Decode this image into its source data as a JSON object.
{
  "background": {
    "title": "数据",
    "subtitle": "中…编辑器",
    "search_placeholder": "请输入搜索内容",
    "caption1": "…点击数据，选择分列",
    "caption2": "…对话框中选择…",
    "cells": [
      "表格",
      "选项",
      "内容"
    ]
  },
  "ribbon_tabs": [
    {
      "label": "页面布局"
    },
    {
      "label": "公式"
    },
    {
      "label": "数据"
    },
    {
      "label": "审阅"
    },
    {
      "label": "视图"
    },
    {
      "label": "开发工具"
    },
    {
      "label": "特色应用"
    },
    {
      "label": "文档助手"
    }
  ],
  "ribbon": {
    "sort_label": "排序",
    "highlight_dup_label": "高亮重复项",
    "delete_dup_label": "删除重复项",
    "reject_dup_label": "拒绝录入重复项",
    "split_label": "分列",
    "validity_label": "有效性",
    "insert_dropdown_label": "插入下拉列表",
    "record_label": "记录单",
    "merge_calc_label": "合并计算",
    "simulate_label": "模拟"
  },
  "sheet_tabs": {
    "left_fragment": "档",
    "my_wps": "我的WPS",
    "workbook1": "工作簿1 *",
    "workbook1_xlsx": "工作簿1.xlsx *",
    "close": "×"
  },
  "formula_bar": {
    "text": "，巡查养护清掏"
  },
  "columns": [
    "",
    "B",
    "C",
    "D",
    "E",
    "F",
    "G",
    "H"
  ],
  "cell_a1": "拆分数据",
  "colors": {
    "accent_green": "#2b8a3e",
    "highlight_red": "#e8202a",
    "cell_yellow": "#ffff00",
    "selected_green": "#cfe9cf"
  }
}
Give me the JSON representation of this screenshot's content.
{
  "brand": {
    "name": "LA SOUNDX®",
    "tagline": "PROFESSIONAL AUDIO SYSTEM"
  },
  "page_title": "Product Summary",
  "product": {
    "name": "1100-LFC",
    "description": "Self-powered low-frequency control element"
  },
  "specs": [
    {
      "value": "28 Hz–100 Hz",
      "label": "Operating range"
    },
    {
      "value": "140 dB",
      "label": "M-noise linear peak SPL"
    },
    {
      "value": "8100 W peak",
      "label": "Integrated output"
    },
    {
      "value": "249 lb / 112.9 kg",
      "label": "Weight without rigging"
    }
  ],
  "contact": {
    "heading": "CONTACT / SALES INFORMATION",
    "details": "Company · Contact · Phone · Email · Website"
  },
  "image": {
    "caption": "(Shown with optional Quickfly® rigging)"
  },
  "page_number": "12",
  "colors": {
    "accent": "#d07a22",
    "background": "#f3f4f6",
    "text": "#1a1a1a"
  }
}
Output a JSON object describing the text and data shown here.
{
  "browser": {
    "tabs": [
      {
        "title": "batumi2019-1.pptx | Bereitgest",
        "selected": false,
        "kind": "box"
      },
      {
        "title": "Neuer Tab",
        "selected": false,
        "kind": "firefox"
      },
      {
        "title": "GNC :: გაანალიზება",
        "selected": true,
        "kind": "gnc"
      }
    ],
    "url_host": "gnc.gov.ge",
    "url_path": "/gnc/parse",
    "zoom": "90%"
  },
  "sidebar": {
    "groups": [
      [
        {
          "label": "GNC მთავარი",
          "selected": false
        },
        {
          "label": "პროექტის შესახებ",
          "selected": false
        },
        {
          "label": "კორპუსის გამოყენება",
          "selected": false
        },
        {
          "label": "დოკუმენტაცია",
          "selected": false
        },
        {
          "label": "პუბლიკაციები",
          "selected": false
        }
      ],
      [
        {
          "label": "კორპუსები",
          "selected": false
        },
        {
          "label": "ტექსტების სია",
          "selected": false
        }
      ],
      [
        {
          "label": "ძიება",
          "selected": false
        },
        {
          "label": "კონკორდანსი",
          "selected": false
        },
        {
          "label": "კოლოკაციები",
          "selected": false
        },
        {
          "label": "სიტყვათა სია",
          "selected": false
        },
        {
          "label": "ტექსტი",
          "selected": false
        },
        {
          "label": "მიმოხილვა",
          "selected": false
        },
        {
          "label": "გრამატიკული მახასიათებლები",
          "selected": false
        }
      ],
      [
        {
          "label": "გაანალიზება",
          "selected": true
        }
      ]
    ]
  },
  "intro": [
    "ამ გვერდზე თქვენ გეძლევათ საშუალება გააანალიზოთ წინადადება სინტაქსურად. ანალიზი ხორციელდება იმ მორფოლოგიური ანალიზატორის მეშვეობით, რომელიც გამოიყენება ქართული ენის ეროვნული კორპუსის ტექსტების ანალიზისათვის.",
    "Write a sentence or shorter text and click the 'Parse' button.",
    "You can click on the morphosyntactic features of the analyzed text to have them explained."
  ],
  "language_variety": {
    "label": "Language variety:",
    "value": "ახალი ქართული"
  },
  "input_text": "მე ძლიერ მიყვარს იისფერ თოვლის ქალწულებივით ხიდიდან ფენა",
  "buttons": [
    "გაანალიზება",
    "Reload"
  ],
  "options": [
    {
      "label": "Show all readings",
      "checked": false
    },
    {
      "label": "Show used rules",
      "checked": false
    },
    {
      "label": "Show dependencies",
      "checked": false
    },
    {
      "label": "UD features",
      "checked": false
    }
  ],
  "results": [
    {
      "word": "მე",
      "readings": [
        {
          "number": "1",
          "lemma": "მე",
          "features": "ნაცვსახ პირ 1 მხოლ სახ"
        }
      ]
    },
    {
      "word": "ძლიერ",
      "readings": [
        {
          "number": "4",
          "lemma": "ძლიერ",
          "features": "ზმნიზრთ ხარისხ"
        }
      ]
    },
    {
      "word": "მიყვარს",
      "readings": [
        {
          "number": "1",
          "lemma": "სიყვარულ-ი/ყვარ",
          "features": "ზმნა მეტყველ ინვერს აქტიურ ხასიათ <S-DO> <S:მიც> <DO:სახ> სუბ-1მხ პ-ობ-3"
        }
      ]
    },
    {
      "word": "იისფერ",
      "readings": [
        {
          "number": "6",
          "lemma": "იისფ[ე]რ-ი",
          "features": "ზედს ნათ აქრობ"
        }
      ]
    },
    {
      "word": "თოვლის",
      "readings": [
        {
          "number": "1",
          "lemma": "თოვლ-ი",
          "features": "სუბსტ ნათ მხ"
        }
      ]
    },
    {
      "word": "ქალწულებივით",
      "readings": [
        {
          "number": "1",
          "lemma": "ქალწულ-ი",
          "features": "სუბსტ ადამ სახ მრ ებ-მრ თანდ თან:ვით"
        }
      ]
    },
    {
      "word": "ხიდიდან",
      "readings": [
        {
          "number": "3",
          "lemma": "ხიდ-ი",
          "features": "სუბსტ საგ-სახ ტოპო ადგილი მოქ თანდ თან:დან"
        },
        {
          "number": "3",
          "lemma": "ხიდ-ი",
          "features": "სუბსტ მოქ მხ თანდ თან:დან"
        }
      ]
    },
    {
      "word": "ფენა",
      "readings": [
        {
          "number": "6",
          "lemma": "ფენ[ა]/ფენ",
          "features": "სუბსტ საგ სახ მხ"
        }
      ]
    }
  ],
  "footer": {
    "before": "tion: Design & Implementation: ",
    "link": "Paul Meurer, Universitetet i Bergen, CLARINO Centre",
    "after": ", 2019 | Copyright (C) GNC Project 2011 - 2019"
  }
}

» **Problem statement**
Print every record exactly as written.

» **Result for this task**
Decode this image into its source data as a JSON object.
{
  "background": {
    "title": "数据",
    "subtitle": "中…编辑器",
    "search_placeholder": "请输入搜索内容",
    "caption1": "…点击数据，选择分列",
    "caption2": "…对话框中选择…",
    "cells": [
      "表格",
      "选项",
      "内容"
    ]
  },
  "ribbon_tabs": [
    {
      "label": "页面布局"
    },
    {
      "label": "公式"
    },
    {
      "label": "数据"
    },
    {
      "label": "审阅"
    },
    {
      "label": "视图"
    },
    {
      "label": "开发工具"
    },
    {
      "label": "特色应用"
    },
    {
      "label": "文档助手"
    }
  ],
  "ribbon": {
    "sort_label": "排序",
    "highlight_dup_label": "高亮重复项",
    "delete_dup_label": "删除重复项",
    "reject_dup_label": "拒绝录入重复项",
    "split_label": "分列",
    "validity_label": "有效性",
    "insert_dropdown_label": "插入下拉列表",
    "record_label": "记录单",
    "merge_calc_label": "合并计算",
    "simulate_label": "模拟"
  },
  "sheet_tabs": {
    "left_fragment": "档",
    "my_wps": "我的WPS",
    "workbook1": "工作簿1 *",
    "workbook1_xlsx": "工作簿1.xlsx *",
    "close": "×"
  },
  "formula_bar": {
    "text": "，巡查养护清掏"
  },
  "columns": [
    "",
    "B",
    "C",
    "D",
    "E",
    "F",
    "G",
    "H"
  ],
  "cell_a1": "拆分数据",
  "colors": {
    "accent_green": "#2b8a3e",
    "highlight_red": "#e8202a",
    "cell_yellow": "#ffff00",
    "selected_green": "#cfe9cf"
  }
}
Give me the JSON representation of this screenshot's content.
{
  "brand": {
    "name": "LA SOUNDX®",
    "tagline": "PROFESSIONAL AUDIO SYSTEM"
  },
  "page_title": "Product Summary",
  "product": {
    "name": "1100-LFC",
    "description": "Self-powered low-frequency control element"
  },
  "specs": [
    {
      "value": "28 Hz–100 Hz",
      "label": "Operating range"
    },
    {
      "value": "140 dB",
      "label": "M-noise linear peak SPL"
    },
    {
      "value": "8100 W peak",
      "label": "Integrated output"
    },
    {
      "value": "249 lb / 112.9 kg",
      "label": "Weight without rigging"
    }
  ],
  "contact": {
    "heading": "CONTACT / SALES INFORMATION",
    "details": "Company · Contact · Phone · Email · Website"
  },
  "image": {
    "caption": "(Shown with optional Quickfly® rigging)"
  },
  "page_number": "12",
  "colors": {
    "accent": "#d07a22",
    "background": "#f3f4f6",
    "text": "#1a1a1a"
  }
}
Output a JSON object describing the text and data shown here.
{
  "browser": {
    "tabs": [
      {
        "title": "batumi2019-1.pptx | Bereitgest",
        "selected": false,
        "kind": "box"
      },
      {
        "title": "Neuer Tab",
        "selected": false,
        "kind": "firefox"
      },
      {
        "title": "GNC :: გაანალიზება",
        "selected": true,
        "kind": "gnc"
      }
    ],
    "url_host": "gnc.gov.ge",
    "url_path": "/gnc/parse",
    "zoom": "90%"
  },
  "sidebar": {
    "groups": [
      [
        {
          "label": "GNC მთავარი",
          "selected": false
        },
        {
          "label": "პროექტის შესახებ",
          "selected": false
        },
        {
          "label": "კორპუსის გამოყენება",
          "selected": false
        },
        {
          "label": "დოკუმენტაცია",
          "selected": false
        },
        {
          "label": "პუბლიკაციები",
          "selected": false
        }
      ],
      [
        {
          "label": "კორპუსები",
          "selected": false
        },
        {
          "label": "ტექსტების სია",
          "selected": false
        }
      ],
      [
        {
          "label": "ძიება",
          "selected": false
        },
        {
          "label": "კონკორდანსი",
          "selected": false
        },
        {
          "label": "კოლოკაციები",
          "selected": false
        },
        {
          "label": "სიტყვათა სია",
          "selected": false
        },
        {
          "label": "ტექსტი",
          "selected": false
        },
        {
          "label": "მიმოხილვა",
          "selected": false
        },
        {
          "label": "გრამატიკული მახასიათებლები",
          "selected": false
        }
      ],
      [
        {
          "label": "გაანალიზება",
          "selected": true
        }
      ]
    ]
  },
  "intro": [
    "ამ გვერდზე თქვენ გეძლევათ საშუალება გააანალიზოთ წინადადება სინტაქსურად. ანალიზი ხორციელდება იმ მორფოლოგიური ანალიზატორის მეშვეობით, რომელიც გამოიყენება ქართული ენის ეროვნული კორპუსის ტექსტების ანალიზისათვის.",
    "Write a sentence or shorter text and click the 'Parse' button.",
    "You can click on the morphosyntactic features of the analyzed text to have them explained."
  ],
  "language_variety": {
    "label": "Language variety:",
    "value": "ახალი ქართული"
  },
  "input_text": "მე ძლიერ მიყვარს იისფერ თოვლის ქალწულებივით ხიდიდან ფენა",
  "buttons": [
    "გაანალიზება",
    "Reload"
  ],
  "options": [
    {
      "label": "Show all readings",
      "checked": false
    },
    {
      "label": "Show used rules",
      "checked": false
    },
    {
      "label": "Show dependencies",
      "checked": false
    },
    {
      "label": "UD features",
      "checked": false
    }
  ],
  "results": [
    {
      "word": "მე",
      "readings": [
        {
          "number": "1",
          "lemma": "მე",
          "features": "ნაცვსახ პირ 1 მხოლ სახ"
        }
      ]
    },
    {
      "word": "ძლიერ",
      "readings": [
        {
          "number": "4",
          "lemma": "ძლიერ",
          "features": "ზმნიზრთ ხარისხ"
        }
      ]
    },
    {
      "word": "მიყვარს",
      "readings": [
        {
          "number": "1",
          "lemma": "სიყვარულ-ი/ყვარ",
          "features": "ზმნა მეტყველ ინვერს აქტიურ ხასიათ <S-DO> <S:მიც> <DO:სახ> სუბ-1მხ პ-ობ-3"
        }
      ]
    },
    {
      "word": "იისფერ",
      "readings": [
        {
          "number": "6",
          "lemma": "იისფ[ე]რ-ი",
          "features": "ზედს ნათ აქრობ"
        }
      ]
    },
    {
      "word": "თოვლის",
      "readings": [
        {
          "number": "1",
          "lemma": "თოვლ-ი",
          "features": "სუბსტ ნათ მხ"
        }
      ]
    },
    {
      "word": "ქალწულებივით",
      "readings": [
        {
          "number": "1",
          "lemma": "ქალწულ-ი",
          "features": "სუბსტ ადამ სახ მრ ებ-მრ თანდ თან:ვით"
        }
      ]
    },
    {
      "word": "ხიდიდან",
      "readings": [
        {
          "number": "3",
          "lemma": "ხიდ-ი",
          "features": "სუბსტ საგ-სახ ტოპო ადგილი მოქ თანდ თან:დან"
        },
        {
          "number": "3",
          "lemma": "ხიდ-ი",
          "features": "სუბსტ მოქ მხ თანდ თან:დან"
        }
      ]
    },
    {
      "word": "ფენა",
      "readings": [
        {
          "number": "6",
          "lemma": "ფენ[ა]/ფენ",
          "features": "სუბსტ საგ სახ მხ"
        }
      ]
    }
  ],
  "footer": {
    "before": "tion: Design & Implementation: ",
    "link": "Paul Meurer, Universitetet i Bergen, CLARINO Centre",
    "after": ", 2019 | Copyright (C) GNC Project 2011 - 2019"
  }
}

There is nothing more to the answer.